Baron-Cohen argues that the term ‘disorder’ implies that processes in cognition or biology are malfunctioning. He discusses the current scientific evidence that he argues falls short of finding clear-cut support for this term in autism. For example, structural brain imaging studies have not reported evidence of neuropathology per se, but rather variation in regional brain volumes. This is evidence of ‘difference’ but not ‘disorder’. In line with this, interpretation of reduced functional activity in the autistic brain under certain cognitive tasks remains mixed. Reductions in brain activity could represent either a ‘biomarker’ of difficulties or a more efficient pattern of neural activity. Again, a more neutral interpretation of such results is that they are an index of difference but not necessarily disorder.
Baron-Cohen argues that “disorder” is commonly interpreted as indicating a maladaptive or disadvantageous state. However, at a cognitive level, autistic individuals have been shown to perform significantly better on some cognitive tasks when compared to non-autistic individuals. An example is tests of attention to detail, in which autistic people are faster and more accurate. Baron-Cohen argues that the term disorder should only be used, “when the condition is wholly negative- the condition causes suffering with nothing positive about it.” He explains, “in the case of autism […] some people with autism show talents or simply different forms of perception, or different preferences, neither of which cause suffering.” This is not to discount the term “disorder” when used to describe particular symptoms which are solely negative (for instance, epilepsy, which is found in a subgroup of people with autism).
From a research perspective, approaching autism within a neurodiversity framework could encourage scientists to move away from a search for pathology, and instead lead them to look for strengths as well as weaknesses. Describing people with autism in terms of their position on a spectrum of variation in the population could also lead to new insights into the aetiology of the condition.
However, Baron-Cohen is clear that whilst he prefers the term ‘condition’ over ‘disorder’ to describe autism, he thinks that autism should be understood both in terms of the neurodiversity framework and as a disability. If autistic people can’t cope in busy, rapidly changing environments, confusing social expectations, and they experience high levels of stress when they have to socialise or multi-task, this can manifest as disability. In this case, the diagnosis should help them access support.
The neurodiversity framework can remind us that some of this disability may disappear if the person is in an environment in which their kind of brain is a good fit. A quiet, unchanging environment, where the person can do one thing at a time, in as much depth as they wish, repetitively. For example, the world of mathematics, music, or playing with their Lego bricks alone, far away from the hustle and bustle of the playground.
One benefit of the neurodiversity framework may be in terms of destigmatising conditions like autism.
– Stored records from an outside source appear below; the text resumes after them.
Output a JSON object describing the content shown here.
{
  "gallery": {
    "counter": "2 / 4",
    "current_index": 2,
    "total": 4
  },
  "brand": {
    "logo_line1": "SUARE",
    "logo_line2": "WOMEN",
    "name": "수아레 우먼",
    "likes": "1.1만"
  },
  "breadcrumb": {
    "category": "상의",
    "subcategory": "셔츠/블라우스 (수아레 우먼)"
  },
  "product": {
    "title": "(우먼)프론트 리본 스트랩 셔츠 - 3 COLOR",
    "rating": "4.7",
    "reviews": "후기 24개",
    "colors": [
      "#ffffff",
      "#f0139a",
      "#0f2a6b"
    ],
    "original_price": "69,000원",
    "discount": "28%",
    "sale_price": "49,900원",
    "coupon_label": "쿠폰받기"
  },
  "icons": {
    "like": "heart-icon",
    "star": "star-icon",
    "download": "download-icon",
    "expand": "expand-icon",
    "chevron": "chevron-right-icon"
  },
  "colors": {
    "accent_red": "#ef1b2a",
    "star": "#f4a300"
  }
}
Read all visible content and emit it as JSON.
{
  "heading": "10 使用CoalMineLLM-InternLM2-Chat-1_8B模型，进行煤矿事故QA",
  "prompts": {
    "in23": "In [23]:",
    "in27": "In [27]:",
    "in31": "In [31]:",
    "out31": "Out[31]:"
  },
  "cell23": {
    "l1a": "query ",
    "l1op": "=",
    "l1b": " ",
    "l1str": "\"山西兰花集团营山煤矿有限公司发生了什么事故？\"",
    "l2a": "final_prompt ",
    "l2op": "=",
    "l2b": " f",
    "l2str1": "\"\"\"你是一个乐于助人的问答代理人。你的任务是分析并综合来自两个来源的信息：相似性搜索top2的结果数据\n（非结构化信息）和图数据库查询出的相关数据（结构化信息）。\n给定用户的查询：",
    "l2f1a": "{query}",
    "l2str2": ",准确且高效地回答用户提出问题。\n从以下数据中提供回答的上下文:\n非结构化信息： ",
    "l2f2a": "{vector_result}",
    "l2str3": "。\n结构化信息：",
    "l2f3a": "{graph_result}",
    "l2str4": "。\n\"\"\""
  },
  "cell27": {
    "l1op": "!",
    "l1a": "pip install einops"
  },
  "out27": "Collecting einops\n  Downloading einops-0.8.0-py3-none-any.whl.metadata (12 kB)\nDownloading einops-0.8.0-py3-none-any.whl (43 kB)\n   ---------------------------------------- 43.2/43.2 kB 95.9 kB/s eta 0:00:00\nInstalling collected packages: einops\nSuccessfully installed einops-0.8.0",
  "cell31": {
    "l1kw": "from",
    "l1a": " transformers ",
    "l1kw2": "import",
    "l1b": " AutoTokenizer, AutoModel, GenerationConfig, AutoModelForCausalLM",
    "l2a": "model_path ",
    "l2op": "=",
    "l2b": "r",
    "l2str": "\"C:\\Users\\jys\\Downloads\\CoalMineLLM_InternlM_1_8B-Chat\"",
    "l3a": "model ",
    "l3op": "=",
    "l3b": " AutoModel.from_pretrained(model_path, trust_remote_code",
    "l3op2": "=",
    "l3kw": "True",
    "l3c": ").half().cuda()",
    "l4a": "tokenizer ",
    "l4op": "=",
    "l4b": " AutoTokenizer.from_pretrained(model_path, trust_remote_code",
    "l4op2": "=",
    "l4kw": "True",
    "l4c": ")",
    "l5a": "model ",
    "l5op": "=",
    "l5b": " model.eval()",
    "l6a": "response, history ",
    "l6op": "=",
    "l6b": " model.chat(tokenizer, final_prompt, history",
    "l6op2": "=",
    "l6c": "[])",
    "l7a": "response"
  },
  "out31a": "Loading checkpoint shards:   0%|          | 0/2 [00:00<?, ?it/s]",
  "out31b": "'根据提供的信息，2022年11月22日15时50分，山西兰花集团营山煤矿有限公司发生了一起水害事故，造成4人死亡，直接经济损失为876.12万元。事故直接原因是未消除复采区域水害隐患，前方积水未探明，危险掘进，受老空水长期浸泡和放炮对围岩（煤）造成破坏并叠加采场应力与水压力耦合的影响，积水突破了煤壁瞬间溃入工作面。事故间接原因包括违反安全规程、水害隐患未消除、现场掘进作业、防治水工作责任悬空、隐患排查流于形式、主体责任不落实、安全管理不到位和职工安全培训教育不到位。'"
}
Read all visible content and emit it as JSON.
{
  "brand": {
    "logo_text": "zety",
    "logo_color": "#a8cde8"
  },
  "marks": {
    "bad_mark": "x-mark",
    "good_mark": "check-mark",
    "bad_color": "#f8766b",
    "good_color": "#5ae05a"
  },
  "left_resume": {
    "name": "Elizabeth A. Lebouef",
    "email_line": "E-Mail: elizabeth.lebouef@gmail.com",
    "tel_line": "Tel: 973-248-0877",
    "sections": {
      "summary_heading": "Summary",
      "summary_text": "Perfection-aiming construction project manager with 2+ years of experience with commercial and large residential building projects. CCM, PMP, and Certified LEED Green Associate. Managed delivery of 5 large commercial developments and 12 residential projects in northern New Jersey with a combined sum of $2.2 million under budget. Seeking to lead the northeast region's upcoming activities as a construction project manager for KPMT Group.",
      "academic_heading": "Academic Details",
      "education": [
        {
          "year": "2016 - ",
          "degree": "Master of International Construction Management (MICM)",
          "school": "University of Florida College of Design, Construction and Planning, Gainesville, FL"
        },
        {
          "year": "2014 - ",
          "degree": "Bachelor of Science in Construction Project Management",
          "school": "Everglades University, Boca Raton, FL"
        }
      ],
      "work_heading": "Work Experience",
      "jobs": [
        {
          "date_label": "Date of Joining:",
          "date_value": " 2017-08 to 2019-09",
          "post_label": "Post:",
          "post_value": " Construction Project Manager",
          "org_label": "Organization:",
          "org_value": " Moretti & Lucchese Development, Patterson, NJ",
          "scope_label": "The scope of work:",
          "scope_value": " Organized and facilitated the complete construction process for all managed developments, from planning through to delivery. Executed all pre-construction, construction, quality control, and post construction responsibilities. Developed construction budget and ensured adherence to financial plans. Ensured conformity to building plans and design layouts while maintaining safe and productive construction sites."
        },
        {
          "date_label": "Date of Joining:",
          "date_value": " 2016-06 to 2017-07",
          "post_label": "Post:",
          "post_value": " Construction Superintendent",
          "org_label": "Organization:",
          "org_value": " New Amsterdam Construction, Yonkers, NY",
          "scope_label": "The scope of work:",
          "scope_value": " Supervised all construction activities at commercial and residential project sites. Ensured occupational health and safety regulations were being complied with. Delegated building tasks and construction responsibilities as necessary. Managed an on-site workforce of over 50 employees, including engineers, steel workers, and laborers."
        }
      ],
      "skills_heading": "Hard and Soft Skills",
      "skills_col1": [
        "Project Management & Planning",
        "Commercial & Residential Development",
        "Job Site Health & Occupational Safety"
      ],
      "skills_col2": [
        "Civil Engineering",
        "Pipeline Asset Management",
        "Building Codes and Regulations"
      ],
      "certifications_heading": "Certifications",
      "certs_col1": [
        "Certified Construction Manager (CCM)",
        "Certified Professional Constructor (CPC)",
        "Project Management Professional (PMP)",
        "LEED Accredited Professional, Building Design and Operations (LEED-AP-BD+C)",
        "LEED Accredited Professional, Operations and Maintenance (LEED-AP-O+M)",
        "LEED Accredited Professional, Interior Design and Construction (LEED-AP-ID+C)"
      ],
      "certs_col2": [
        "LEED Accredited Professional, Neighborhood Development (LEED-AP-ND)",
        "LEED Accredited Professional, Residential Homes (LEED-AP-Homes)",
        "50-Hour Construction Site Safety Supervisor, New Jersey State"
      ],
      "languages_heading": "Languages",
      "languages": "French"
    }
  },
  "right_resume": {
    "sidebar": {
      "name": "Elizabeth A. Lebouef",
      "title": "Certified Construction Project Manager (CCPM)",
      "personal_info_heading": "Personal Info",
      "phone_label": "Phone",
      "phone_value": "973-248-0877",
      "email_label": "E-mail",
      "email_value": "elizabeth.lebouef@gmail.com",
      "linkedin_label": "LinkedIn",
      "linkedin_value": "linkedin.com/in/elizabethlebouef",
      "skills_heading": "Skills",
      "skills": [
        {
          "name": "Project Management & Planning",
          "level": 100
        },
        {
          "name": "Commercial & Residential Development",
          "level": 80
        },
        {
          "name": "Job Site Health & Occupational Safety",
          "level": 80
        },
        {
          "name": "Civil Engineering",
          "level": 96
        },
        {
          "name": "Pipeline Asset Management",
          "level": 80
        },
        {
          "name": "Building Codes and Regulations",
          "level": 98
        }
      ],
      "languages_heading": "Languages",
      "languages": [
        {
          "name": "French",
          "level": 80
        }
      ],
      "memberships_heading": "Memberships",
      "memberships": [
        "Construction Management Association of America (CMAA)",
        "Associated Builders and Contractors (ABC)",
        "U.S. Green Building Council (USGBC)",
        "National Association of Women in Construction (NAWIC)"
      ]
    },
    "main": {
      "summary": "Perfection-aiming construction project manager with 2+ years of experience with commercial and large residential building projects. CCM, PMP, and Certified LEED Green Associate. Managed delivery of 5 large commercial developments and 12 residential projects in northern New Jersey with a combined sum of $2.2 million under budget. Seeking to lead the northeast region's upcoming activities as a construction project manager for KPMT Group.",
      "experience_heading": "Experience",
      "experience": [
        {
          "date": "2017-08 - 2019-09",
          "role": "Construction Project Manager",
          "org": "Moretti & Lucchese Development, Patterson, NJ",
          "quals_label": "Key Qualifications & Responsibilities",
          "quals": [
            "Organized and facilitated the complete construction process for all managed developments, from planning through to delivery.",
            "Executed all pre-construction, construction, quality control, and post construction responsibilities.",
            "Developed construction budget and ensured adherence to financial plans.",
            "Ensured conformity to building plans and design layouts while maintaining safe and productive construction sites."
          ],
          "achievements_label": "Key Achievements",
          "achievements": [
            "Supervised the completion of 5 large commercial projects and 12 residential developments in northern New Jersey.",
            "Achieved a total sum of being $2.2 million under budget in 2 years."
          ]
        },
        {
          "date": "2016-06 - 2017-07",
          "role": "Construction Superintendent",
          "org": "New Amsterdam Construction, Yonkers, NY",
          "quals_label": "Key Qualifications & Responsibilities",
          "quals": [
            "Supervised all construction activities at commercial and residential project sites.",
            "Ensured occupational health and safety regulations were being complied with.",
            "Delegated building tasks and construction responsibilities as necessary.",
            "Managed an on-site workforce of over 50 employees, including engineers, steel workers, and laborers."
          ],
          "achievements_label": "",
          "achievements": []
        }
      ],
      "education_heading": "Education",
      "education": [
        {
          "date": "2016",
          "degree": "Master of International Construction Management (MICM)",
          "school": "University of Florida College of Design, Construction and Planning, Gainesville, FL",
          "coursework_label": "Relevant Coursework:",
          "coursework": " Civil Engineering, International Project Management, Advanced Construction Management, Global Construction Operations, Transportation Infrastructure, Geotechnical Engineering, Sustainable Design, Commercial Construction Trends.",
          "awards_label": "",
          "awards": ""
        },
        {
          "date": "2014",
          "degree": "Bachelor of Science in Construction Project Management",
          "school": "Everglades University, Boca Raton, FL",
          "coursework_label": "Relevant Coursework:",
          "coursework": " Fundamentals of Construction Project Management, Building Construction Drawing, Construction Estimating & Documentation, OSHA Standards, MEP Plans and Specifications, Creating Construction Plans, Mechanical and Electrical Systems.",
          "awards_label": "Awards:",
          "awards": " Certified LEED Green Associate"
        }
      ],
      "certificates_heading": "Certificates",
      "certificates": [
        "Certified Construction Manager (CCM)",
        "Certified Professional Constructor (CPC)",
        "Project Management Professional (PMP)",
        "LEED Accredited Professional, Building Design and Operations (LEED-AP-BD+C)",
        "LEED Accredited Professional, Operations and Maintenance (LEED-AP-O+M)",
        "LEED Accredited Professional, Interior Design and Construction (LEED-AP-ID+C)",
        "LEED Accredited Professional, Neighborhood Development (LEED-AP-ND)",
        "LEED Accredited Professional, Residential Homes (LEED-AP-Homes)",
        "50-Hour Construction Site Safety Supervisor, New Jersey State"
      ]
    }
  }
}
The term “disorder” risks stigmatising the individual, but the term “difference” has no value judgement. People with autism have a mix of difference, disability and sometimes disorder, but we need to carefully apply these terms to the relevant symptoms or characteristics, rather than labelling the whole of autism as necessarily a disorder.”
Written by Siân Emma Davies